- **WHAT IS REQUIRED**: From top to bottom, reproduce the listing without a single change.
** Opening DATA TO EXAMINE block **
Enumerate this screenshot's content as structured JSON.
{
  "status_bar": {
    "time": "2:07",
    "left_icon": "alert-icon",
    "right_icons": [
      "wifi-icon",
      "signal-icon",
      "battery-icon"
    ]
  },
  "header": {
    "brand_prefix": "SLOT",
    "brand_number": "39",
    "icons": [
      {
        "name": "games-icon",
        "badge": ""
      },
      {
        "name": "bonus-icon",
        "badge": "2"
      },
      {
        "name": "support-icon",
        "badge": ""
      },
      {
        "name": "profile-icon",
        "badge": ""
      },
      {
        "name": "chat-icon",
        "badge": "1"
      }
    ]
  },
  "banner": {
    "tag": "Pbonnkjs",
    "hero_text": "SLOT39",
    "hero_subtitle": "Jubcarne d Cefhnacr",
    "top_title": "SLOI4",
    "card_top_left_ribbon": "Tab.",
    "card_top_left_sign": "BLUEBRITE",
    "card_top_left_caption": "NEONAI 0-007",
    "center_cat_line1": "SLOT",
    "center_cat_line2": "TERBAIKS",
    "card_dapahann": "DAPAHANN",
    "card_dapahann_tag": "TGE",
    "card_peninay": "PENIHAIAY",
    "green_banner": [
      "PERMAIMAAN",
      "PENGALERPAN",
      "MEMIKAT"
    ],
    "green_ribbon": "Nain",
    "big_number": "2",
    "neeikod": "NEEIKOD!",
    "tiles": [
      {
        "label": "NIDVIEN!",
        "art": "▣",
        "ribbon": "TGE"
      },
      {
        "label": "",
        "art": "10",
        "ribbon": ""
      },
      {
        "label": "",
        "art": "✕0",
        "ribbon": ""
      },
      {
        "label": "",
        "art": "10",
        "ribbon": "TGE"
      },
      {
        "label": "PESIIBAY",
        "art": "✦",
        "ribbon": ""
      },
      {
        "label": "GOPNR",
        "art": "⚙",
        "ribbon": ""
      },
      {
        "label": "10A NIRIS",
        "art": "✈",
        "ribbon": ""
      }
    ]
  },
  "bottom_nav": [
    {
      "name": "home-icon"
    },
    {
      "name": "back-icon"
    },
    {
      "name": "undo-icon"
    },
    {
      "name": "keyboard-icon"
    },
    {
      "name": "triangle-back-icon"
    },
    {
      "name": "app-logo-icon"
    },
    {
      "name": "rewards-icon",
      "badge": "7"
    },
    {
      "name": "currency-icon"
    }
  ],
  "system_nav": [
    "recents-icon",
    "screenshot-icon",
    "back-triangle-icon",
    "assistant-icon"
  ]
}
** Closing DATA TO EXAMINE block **
- **TASK SOLUTION**:
Enumerate this screenshot's content as structured JSON.
{
  "status_bar": {
    "time": "2:07",
    "left_icon": "alert-icon",
    "right_icons": [
      "wifi-icon",
      "signal-icon",
      "battery-icon"
    ]
  },
  "header": {
    "brand_prefix": "SLOT",
    "brand_number": "39",
    "icons": [
      {
        "name": "games-icon",
        "badge": ""
      },
      {
        "name": "bonus-icon",
        "badge": "2"
      },
      {
        "name": "support-icon",
        "badge": ""
      },
      {
        "name": "profile-icon",
        "badge": ""
      },
      {
        "name": "chat-icon",
        "badge": "1"
      }
    ]
  },
  "banner": {
    "tag": "Pbonnkjs",
    "hero_text": "SLOT39",
    "hero_subtitle": "Jubcarne d Cefhnacr",
    "top_title": "SLOI4",
    "card_top_left_ribbon": "Tab.",
    "card_top_left_sign": "BLUEBRITE",
    "card_top_left_caption": "NEONAI 0-007",
    "center_cat_line1": "SLOT",
    "center_cat_line2": "TERBAIKS",
    "card_dapahann": "DAPAHANN",
    "card_dapahann_tag": "TGE",
    "card_peninay": "PENIHAIAY",
    "green_banner": [
      "PERMAIMAAN",
      "PENGALERPAN",
      "MEMIKAT"
    ],
    "green_ribbon": "Nain",
    "big_number": "2",
    "neeikod": "NEEIKOD!",
    "tiles": [
      {
        "label": "NIDVIEN!",
        "art": "▣",
        "ribbon": "TGE"
      },
      {
        "label": "",
        "art": "10",
        "ribbon": ""
      },
      {
        "label": "",
        "art": "✕0",
        "ribbon": ""
      },
      {
        "label": "",
        "art": "10",
        "ribbon": "TGE"
      },
      {
        "label": "PESIIBAY",
        "art": "✦",
        "ribbon": ""
      },
      {
        "label": "GOPNR",
        "art": "⚙",
        "ribbon": ""
      },
      {
        "label": "10A NIRIS",
        "art": "✈",
        "ribbon": ""
      }
    ]
  },
  "bottom_nav": [
    {
      "name": "home-icon"
    },
    {
      "name": "back-icon"
    },
    {
      "name": "undo-icon"
    },
    {
      "name": "keyboard-icon"
    },
    {
      "name": "triangle-back-icon"
    },
    {
      "name": "app-logo-icon"
    },
    {
      "name": "rewards-icon",
      "badge": "7"
    },
    {
      "name": "currency-icon"
    }
  ],
  "system_nav": [
    "recents-icon",
    "screenshot-icon",
    "back-triangle-icon",
    "assistant-icon"
  ]
}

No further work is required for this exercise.